Sexual harassment is defined by the state of California as “unwanted sexual advances, or visual, verbal or physical conduct of a sexual nature.” It is illegal for an employee to harass a co-worker in this manner under the The Fair Employment and Housing Act. Additionally, sexual harassment includes harassment based on sex, gender, pregnancy, childbirth, or other related medical conditions. Types of sexual harassment include:
- Unwanted sexual advances
- Offering employment benefits in exchange for sexual favors
- Real or threatened retaliation after the rebuff of sexual advances
- Leering, which includes making sexual gestures or displaying sexual objects, pictures, or posters
- Using slurs or telling crude jokes
- Writing suggestive or sexually charged notes
- Comments about an individual’s body or personality that are sexual in nature
- Unwanted physical contact, including blocking movements
Workplace sexual harassment can be perpetrated by any employee against any other employee, regardless of their role within the company and their sex.
Employers’ Obligations to Maintain a Safe Environment
Employers in California have an obligation to employees to maintain a safe working environment.
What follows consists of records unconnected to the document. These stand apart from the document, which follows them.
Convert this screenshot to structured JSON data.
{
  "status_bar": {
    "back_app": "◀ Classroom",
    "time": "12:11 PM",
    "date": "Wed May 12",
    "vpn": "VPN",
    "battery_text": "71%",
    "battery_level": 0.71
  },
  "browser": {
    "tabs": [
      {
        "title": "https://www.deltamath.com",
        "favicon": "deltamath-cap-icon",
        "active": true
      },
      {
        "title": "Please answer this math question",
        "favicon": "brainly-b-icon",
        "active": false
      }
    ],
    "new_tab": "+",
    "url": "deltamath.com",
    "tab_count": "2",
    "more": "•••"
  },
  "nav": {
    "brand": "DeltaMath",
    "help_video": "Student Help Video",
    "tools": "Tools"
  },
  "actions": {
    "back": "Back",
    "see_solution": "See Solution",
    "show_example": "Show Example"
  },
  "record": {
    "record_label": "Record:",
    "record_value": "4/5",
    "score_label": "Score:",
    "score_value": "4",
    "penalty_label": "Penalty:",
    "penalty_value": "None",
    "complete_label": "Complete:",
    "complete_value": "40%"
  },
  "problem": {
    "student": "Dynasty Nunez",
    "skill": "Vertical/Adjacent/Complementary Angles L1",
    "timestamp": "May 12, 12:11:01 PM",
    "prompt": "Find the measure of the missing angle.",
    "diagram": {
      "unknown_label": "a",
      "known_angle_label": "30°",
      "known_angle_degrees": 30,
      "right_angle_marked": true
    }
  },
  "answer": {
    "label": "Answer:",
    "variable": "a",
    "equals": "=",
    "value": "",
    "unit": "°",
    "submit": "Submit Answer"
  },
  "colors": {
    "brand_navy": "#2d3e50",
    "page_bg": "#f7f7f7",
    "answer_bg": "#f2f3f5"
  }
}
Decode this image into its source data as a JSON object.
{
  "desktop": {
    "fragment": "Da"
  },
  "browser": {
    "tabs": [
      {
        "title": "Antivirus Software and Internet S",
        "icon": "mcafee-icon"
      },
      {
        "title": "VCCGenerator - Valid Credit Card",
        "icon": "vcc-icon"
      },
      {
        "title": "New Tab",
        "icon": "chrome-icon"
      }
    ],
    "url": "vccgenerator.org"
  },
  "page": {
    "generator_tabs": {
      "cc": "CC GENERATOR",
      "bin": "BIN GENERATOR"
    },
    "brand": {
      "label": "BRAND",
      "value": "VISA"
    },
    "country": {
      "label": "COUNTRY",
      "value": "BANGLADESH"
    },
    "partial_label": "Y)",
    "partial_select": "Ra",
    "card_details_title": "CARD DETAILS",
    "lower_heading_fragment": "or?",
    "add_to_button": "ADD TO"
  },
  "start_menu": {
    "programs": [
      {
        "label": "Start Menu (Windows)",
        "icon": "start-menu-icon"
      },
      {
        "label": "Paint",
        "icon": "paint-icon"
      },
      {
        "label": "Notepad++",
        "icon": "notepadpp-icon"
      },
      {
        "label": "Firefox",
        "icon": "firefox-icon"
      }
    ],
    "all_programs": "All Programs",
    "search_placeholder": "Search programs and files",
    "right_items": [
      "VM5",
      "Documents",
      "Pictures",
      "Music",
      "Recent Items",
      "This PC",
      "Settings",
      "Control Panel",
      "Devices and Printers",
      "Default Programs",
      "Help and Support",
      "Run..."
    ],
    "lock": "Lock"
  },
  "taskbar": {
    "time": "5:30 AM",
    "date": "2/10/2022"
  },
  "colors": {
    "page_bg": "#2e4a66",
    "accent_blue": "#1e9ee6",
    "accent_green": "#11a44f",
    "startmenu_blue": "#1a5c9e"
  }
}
Employers can be held liable for sexual harassment, just as the harasser can be held responsible. Under California law, employers are required to:
- Take reasonable steps to prevent harassment.
- Display a poster provided by the Department of Fair Employment and Housing (DFEH), which contains key information about sexual harassment.
- Provide employees with information about sexual harassment. They may distribute a DFEH-provided brochure or develop their own equivalent document.
- Provide at least two hours of sexual harassment training to employees in supervisory positions. This mandate is only required of businesses with 50 or more employees.
Employees Who Experience Sexual Harassment
If an employee feels he or she has been the victim of sexual harassment, he or she has one year from the date of the harassment to file a complaint with the DFEH. The agency will investigate the complaint and determine how to proceed. Additionally, personal lawsuits may be filed in the court system if the DFEH determines there is cause to do so.
It is important for employees to make clear that the sexual advances or other sexually-charged behavior is unwanted. Firmly tell the offending co-worker that his behavior is inappropriate and should stop. It is also a good idea to write down a record of each instance of harassment and to notify the employer as soon as possible. See other important steps to take if you are being sexually harassed.
If you have been the victim of workplace sexual harassment, you may be entitled to file a claim. Contact our experienced sexual harassment lawyers at the Law Offices of Corbett H. Williams for a free, confidential consultation today at 949-679-9909.